Fearing to add to the “flexibility” in the air, the Left dares not propose socially innovative policies such as those tried by the Danes. The macroeconomic strategy of the Left always seems to swing back to a tropism whose aim is to reduce the labour supply by retirement at 60 or the 35-hour work week, or by making dismissals forever more difficult, in hopes each time that such steps will reabsorb unemployment. These purely defensive measures alleviate the pain only temporarily and produce perverse effects that the Left fails to anticipate correctly.
While it lacks strong links to organised labour, the French Left at least has at its disposal recourse to the apparatus of a State that is reputed to be the best in the world. But this instrument reveals its limits as well. It has no culture for evaluating the policies that it puts in place and this makes it impractical to assign it tasks that are specifically adapted to the population strata in difficulty. The much-missed economist Jean-Jacques Laffont summarised the French contradiction with respect to the State. In France, he wrote, we make “the general postulate of the benevolence of politicians, of the administration, and of all the civil servants and assimilated personnel.” Despite this widely held postulate, Laffont notes that it is contradicted by the standard practises of the State itself. “In spite of the systematic recourse to benevolence as a principle of public service, fear of embezzlement of public funds by a few ‘black sheep’ has led to considerable bureaucratisation aimed at eliminating the possibility of discretionary behaviour, source of corruption.”
The Left makes the same contradictory statement: it worships the State but allows no autonomy to its various branches. A reform such as the independence of universities, even if Ségolène Royal eventually included it in her programme, makes it hesitate. The Left is reluctant to put competitive pressure on the universities for fear of introducing a market logic that could divert them from their missions. However, it is not the market that is in question but a new relationship to the means of public action, made up of a compromise between the independence of public services and the evaluation of their missions with respect to demanding criteria.
A political boulevard lies open before the French Left. Never have social inequalities appeared so threatening, whatever the sphere – professional careers, urban segregation, wealth, etc. However, the last election shows that the Left cannot only rely on the mistakes of the Right to return to power. It needs a new deal for addressing the challenges that it faces. The issue is not to reconcile the Left with the market: that was done long ago.
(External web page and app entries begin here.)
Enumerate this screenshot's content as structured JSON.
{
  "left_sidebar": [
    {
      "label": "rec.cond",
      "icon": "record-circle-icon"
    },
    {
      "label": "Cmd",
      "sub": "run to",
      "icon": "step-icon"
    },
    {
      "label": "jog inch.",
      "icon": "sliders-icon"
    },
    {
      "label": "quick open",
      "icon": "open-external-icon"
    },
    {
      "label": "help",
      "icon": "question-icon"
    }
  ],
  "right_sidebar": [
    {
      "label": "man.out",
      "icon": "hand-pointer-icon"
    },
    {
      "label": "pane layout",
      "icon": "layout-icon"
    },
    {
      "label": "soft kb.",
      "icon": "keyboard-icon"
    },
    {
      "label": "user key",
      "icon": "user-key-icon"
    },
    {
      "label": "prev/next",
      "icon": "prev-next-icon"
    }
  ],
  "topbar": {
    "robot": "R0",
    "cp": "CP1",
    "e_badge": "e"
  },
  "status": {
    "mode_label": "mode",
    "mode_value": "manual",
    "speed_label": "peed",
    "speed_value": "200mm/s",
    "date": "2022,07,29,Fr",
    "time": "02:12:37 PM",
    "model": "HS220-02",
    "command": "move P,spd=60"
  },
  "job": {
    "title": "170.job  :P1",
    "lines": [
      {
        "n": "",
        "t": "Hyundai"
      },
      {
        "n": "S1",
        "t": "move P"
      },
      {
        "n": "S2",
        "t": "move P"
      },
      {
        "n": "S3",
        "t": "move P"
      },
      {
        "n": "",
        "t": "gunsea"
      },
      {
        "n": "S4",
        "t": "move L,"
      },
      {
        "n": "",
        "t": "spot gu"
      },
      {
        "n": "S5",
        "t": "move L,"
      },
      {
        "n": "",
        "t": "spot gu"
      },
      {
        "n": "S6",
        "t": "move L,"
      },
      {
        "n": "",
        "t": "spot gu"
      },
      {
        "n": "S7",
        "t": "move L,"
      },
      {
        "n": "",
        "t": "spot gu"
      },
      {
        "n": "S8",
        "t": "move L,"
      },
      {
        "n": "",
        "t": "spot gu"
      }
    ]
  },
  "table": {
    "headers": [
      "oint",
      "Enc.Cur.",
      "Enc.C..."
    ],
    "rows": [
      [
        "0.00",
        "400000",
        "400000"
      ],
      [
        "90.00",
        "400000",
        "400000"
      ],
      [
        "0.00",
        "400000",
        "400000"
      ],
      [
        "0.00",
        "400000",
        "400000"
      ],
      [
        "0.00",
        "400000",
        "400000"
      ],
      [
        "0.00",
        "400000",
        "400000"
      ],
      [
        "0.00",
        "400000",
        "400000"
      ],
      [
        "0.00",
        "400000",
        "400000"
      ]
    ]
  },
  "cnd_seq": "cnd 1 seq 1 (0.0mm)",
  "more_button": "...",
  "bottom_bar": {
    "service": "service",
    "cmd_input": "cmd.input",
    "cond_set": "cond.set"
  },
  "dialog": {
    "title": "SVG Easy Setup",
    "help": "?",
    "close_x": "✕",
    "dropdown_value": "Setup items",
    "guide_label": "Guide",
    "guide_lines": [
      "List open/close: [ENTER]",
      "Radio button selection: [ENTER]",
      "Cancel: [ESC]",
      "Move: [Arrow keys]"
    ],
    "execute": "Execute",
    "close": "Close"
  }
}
It is to favour active programmes towards persons rather than trying to regulate the way firms operate. It is to decouple public policies and the public sector. Simple things, it would seem, but critical ones that could enable the French Left to become "modern".